Some 66% of Generation Y shoppers say they regularly use their smartphones to buy products and nearly half (49%) regularly use their smartphones while in the supermarket.
Lockhart adds: “Retailers and brands need to think outside of the confines of stores and retail websites to unlock the full spending potential of Generation Y. Retailers and brands need to go where there shoppers are – and that place is mainly social media, especially Facebook.”
But while mobile drives online and high street shopping, don’t get dragged into thinking that it is something that merely services the young and Gen Y. They are just the outliers. Everyone else, including older people, is adapting to this new age too.
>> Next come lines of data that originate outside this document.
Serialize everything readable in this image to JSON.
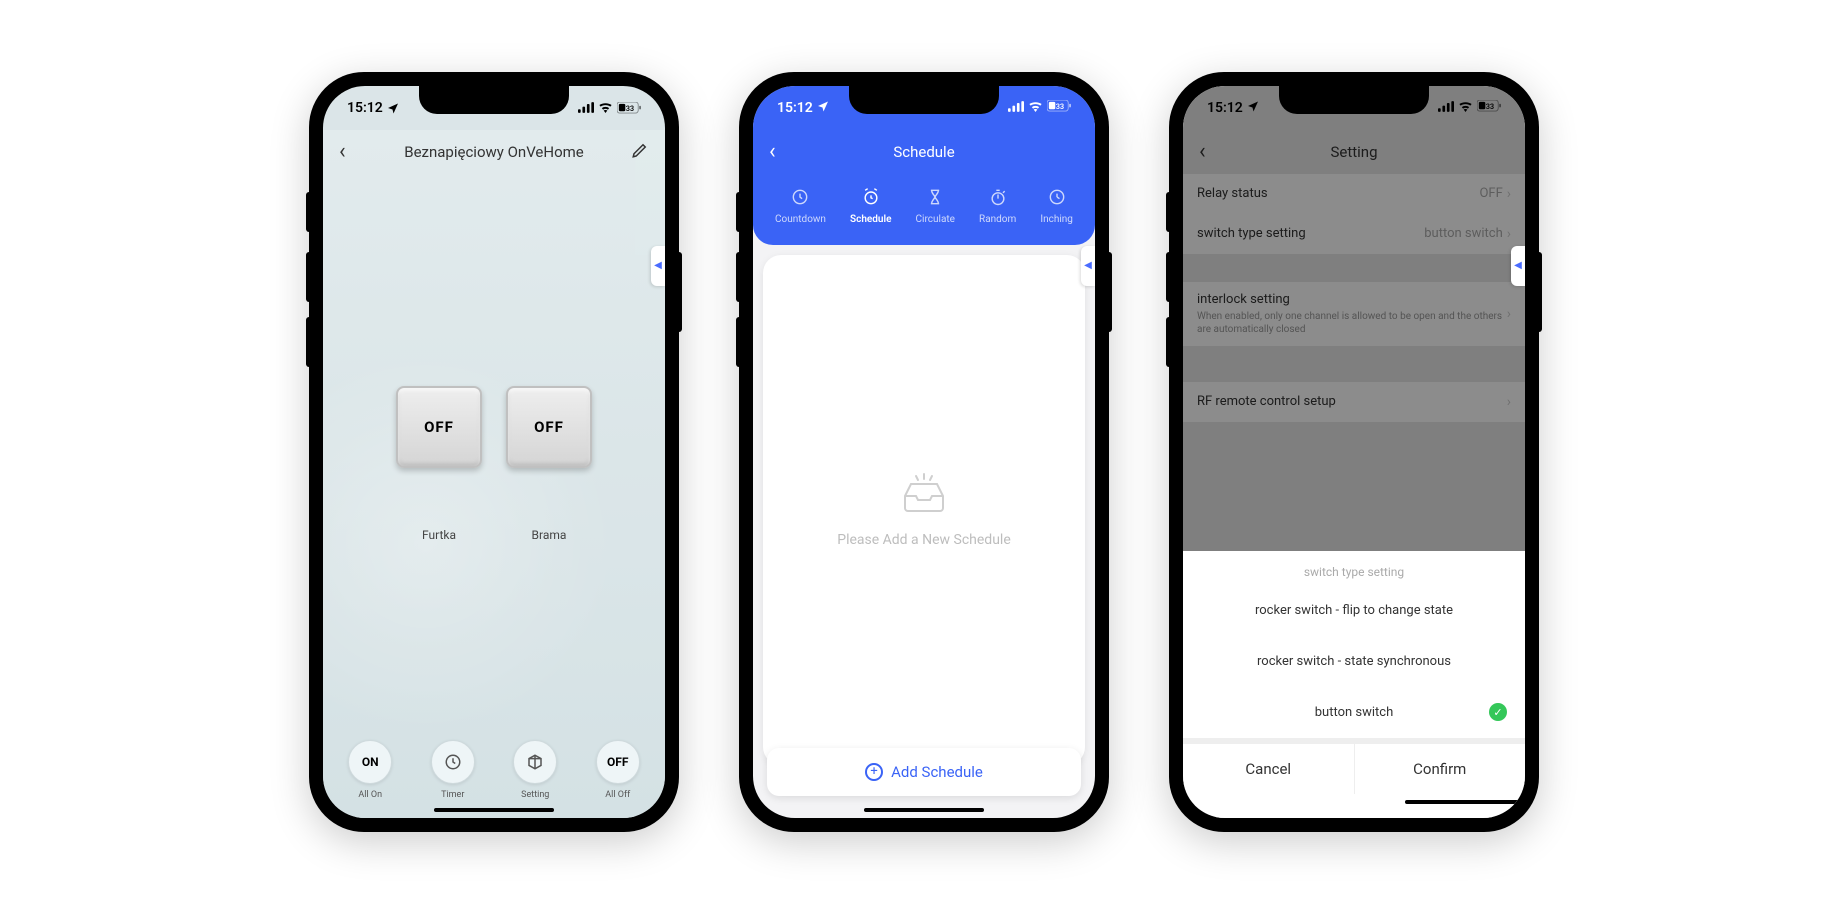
{
  "status": {
    "time": "15:12",
    "battery_text": "33"
  },
  "screen1": {
    "title": "Beznapięciowy OnVeHome",
    "switch1": {
      "state": "OFF",
      "label": "Furtka"
    },
    "switch2": {
      "state": "OFF",
      "label": "Brama"
    },
    "toolbar": {
      "all_on": {
        "glyph": "ON",
        "label": "All On"
      },
      "timer": {
        "label": "Timer"
      },
      "setting": {
        "label": "Setting"
      },
      "all_off": {
        "glyph": "OFF",
        "label": "All Off"
      }
    }
  },
  "screen2": {
    "title": "Schedule",
    "tabs": {
      "countdown": "Countdown",
      "schedule": "Schedule",
      "circulate": "Circulate",
      "random": "Random",
      "inching": "Inching"
    },
    "empty_text": "Please Add a New Schedule",
    "add_label": "Add Schedule"
  },
  "screen3": {
    "title": "Setting",
    "rows": {
      "relay": {
        "label": "Relay status",
        "value": "OFF"
      },
      "swtype": {
        "label": "switch type setting",
        "value": "button switch"
      },
      "interlock": {
        "label": "interlock setting",
        "sub": "When enabled, only one channel is allowed to be open and the others are automatically closed"
      },
      "rf": {
        "label": "RF remote control setup"
      }
    },
    "sheet": {
      "title": "switch type setting",
      "options": {
        "rocker_flip": "rocker switch - flip to change state",
        "rocker_sync": "rocker switch - state synchronous",
        "button": "button switch"
      },
      "cancel": "Cancel",
      "confirm": "Confirm"
    }
  }
}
Baby boomers are just as eager to see next-generation technology such as mixed reality and artificial intelligence being adopted by retailers as their millennial counterparts, according to a new retail report, with nearly three quarters saying they would use the platforms if they were offered.
Despite the widespread perception that younger generations are the tech-savvy saviours of a beleaguered British high street, these figures throw a dampener on the stereotype, revealing that consumers of all ages are eagerly waiting for businesses to take better advantage of the technology available to them.
This is particularly true when it comes to visualisation technology that allows users to preview products at home before committing to purchases, with 73% of consumers aged 18 to 34 saying they would be more likely to shop with a retailer that offered this service, exactly the same as the proportion of older shoppers.
More significantly for retailers, of those consumers who said they expected to be able to use this technology either in the store or online, more than half (55%) said they would be more likely to buy something after previewing it.
David Levine, CEO of Manchester-based DigitalBridge, which commissioned The Imagination Gap: Retail’s £1bn Problem report, says retailers should take the figures as a warning not to ignore the importance of implementing technology in customer offerings.
“There has been a long held belief in the retail sector that increasing the use of technology was only beneficial in attracting younger customers,” he says. “These findings show that this isn’t the case and that businesses may have underestimated the demand for a better shopping experience using the latest technology. Older shoppers are just as engaged in the technological revolution of retail as their younger compatriots and businesses could be missing a huge opportunity by not capitalising on this sooner rather than later.”
As well as revealing the number of consumers who would use visualisation technology, DigitalBridge’s report also highlights the main benefits consumers think it will offer.
For 61% of consumers, the main advantage of this technology is that they could try different options before committing to a purchase while 29% would use it to get a second opinion on choices – including via social media.
Using this type of technology would also speed up the trend of consumers moving online, with 15% of shoppers who currently prefer shopping in stores saying they would move to a retailer’s website if it offered a better shopping experience.
The mobile imperative
There are many drivers for mobile’s rise, there are even more that stress its importance to modern retailers. With all generations becoming connected UK shoppers, and with the smartphone becoming the centre of people’s lives, retailers need to look closely at how they use mobile.
That doesn’t stop at just developing an app: they have to look closely at how to leverage apps that users use regularly across social media and messaging, as well as how to channel all that traffic from the internet. But most importantly, they need to look at how mobile fits into the whole shopping paradigm across the web, apps, stores and more. This is where the ecommerce battles of tomorrow will be fought.